Most writers tell the same story again and again, regardless of genre. Scandal showrunner Shonda Rhimes says her story is "You are not alone." Whether she is writing for TV or one of her fast-paced novels, Attica Locke's favorite story to tell is: "They're all lying."
That may sound cynical, but Locke is actually having a moment that artists dream about. Her third novel, Pleasantville, publishes on April 21. After 10 years of writing scripts for studios from Paramount to DreamWorks that were never made into feature films, she is the co-producer for Empire—a show that has shattered ratings records since it debuted earlier this year.
"When I decided to become a novelist, I profoundly needed that in my life," Locke says. "I got really lucky that my heart was open to something radically different." While she enjoyed the craft screenwriting involves, the business side was frustrating. "I was one of those people whose screenwriting never got made," she says. "At some point, it felt empty. I decided to stop and write a book to stretch myself and to write for people who love to read."
In 2005, Locke took a second mortgage out on her house and took a year off to write a novel. After a decade of confining her ideas to 120-page scripts, she cut loose and penned a 600-page draft of Black Water Rising in 10 months. It was clear that writing fiction instead of screenwriting was what she needed at that point in her life. "That leap of faith was this huge thing I needed to stretch as an adult," Locke says. "I knew as an artist I needed to write in a different way, and writing a book was the most transformative thing in my life other than motherhood."
When she shopped the book around, it was rejected several times, mainly because of length. Locke trimmed it by 200 pages, and by the time she edited it, her Hollywood agency had a book department. That led to the publication of her first novel in 2009.
Black Water Rising centers on the cranky and compelling Houston attorney Jay Porter, whose personal life is in as much disarray as his professional one when he stumbles unwittingly into the cross hairs of an oil company's malfeasance. Pleasantville returns to Porter 15 years after the events of Black Water Rising and centers again on corruption, this time in politics.
When Locke wrote her second book, The Cutting Season, her only daughter was a toddler. The bestselling book won the 2013 Ernest J. Gaines Award for Literary Excellence. Beyond affirming her talent for writing fiction, the book also taught Locke to write in a different way. "When I wrote the first book, my husband went to work, and the house was mine, so I could write. With The Cutting Season, my daughter was a little bitty toddler who needed so much," Locke says.
Now she can write even while her daughter is watching television—although she doesn't recommend it—and "the blessing is that I can't afford my neuroses. If I have an hour free, I can't spend 30 minutes of that beating myself up."
Instead, she has to use every free moment she has to continue her life's work, which she describes as "chronicling contradictions and complications around race post–civil rights.
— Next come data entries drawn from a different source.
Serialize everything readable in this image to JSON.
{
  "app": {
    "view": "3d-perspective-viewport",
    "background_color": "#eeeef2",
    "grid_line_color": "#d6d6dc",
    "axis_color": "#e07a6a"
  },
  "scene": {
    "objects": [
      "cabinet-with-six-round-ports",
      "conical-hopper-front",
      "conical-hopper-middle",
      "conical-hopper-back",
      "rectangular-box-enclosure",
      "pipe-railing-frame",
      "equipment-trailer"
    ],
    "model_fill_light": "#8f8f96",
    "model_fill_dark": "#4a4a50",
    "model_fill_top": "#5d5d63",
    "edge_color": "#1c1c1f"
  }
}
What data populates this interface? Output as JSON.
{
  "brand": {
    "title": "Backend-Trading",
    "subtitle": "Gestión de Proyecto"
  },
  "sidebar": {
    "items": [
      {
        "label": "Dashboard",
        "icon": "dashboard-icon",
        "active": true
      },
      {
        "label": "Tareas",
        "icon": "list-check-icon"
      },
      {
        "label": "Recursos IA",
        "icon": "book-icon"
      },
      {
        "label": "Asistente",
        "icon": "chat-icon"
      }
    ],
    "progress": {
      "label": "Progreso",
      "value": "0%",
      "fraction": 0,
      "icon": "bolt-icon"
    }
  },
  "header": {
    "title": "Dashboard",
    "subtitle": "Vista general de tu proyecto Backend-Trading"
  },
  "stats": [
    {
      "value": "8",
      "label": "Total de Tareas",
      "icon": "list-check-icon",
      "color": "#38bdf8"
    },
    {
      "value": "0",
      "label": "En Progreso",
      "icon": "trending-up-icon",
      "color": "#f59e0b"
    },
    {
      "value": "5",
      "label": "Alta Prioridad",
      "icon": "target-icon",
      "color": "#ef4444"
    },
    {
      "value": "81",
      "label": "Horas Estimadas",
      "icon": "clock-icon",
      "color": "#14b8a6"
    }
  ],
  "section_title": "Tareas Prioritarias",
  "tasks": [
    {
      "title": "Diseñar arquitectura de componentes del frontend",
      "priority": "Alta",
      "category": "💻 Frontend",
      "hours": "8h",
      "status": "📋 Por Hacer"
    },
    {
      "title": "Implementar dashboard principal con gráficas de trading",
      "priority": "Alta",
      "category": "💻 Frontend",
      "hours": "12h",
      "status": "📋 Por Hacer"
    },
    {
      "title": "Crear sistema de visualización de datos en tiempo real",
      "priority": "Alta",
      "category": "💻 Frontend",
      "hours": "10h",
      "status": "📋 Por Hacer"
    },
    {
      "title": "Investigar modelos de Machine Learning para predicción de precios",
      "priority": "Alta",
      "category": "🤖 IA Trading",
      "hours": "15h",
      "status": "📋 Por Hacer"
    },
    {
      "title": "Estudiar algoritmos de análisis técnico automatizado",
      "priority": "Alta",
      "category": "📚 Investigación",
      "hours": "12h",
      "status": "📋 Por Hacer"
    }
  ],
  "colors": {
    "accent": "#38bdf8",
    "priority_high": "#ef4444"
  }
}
My whole time on this Earth is informed by the fact that I was born on the other side of the movement and exploring the question of where are we. I think Empire is another piece of that; it's another way of exploring black life."Joshunda Sanders is a writer based in Washington, D.C.